Segment Open

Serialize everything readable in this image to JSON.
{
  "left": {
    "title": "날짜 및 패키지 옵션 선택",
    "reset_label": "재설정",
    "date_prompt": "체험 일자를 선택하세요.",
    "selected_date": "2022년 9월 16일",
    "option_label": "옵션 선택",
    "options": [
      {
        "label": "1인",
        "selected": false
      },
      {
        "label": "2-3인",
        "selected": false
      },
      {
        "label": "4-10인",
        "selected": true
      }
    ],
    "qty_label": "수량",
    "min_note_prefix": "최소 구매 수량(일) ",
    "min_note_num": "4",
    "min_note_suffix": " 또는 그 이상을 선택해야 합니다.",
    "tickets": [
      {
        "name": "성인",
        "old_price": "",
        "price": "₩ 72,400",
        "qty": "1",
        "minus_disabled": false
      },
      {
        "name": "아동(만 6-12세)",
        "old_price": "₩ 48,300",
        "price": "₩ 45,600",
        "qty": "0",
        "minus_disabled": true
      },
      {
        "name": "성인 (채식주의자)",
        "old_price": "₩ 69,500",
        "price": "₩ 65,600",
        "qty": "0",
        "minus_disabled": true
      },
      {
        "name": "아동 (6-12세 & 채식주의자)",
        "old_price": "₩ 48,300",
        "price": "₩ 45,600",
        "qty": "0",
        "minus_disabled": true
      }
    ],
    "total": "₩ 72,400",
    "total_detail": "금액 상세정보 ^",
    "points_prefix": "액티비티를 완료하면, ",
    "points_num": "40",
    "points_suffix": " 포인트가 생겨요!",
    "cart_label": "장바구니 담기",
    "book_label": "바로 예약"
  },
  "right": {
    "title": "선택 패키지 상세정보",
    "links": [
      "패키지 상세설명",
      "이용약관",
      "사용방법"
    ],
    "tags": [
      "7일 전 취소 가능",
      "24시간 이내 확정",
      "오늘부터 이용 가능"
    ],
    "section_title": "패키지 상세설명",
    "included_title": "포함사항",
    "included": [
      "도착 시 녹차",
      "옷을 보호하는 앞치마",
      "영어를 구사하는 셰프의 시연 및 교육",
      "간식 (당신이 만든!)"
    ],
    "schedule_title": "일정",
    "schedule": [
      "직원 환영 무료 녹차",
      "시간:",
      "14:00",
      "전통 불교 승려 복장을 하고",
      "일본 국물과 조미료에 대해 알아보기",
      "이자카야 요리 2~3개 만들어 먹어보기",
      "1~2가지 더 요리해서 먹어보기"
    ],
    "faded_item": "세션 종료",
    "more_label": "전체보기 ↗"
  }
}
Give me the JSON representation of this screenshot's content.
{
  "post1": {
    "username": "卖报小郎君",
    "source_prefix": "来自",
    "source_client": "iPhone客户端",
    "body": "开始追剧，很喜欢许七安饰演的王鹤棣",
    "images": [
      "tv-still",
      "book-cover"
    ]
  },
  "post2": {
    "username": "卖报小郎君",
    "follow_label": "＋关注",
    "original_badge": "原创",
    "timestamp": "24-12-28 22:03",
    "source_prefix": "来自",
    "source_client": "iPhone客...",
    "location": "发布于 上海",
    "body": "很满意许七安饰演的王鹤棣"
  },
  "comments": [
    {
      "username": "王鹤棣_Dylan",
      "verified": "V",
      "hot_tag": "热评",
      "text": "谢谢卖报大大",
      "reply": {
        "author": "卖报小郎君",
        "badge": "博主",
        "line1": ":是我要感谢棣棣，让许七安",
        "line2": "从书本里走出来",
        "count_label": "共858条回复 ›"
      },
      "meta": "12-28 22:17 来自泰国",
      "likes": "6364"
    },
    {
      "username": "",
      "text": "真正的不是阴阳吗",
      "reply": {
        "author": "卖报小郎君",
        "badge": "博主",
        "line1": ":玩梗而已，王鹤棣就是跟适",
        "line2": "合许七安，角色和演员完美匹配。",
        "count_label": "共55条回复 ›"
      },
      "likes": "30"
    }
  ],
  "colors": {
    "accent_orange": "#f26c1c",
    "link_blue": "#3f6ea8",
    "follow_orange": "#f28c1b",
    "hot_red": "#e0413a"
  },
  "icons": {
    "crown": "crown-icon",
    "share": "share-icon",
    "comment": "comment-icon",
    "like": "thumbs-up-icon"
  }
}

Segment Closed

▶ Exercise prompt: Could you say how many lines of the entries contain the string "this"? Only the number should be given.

▶ Task solution: 2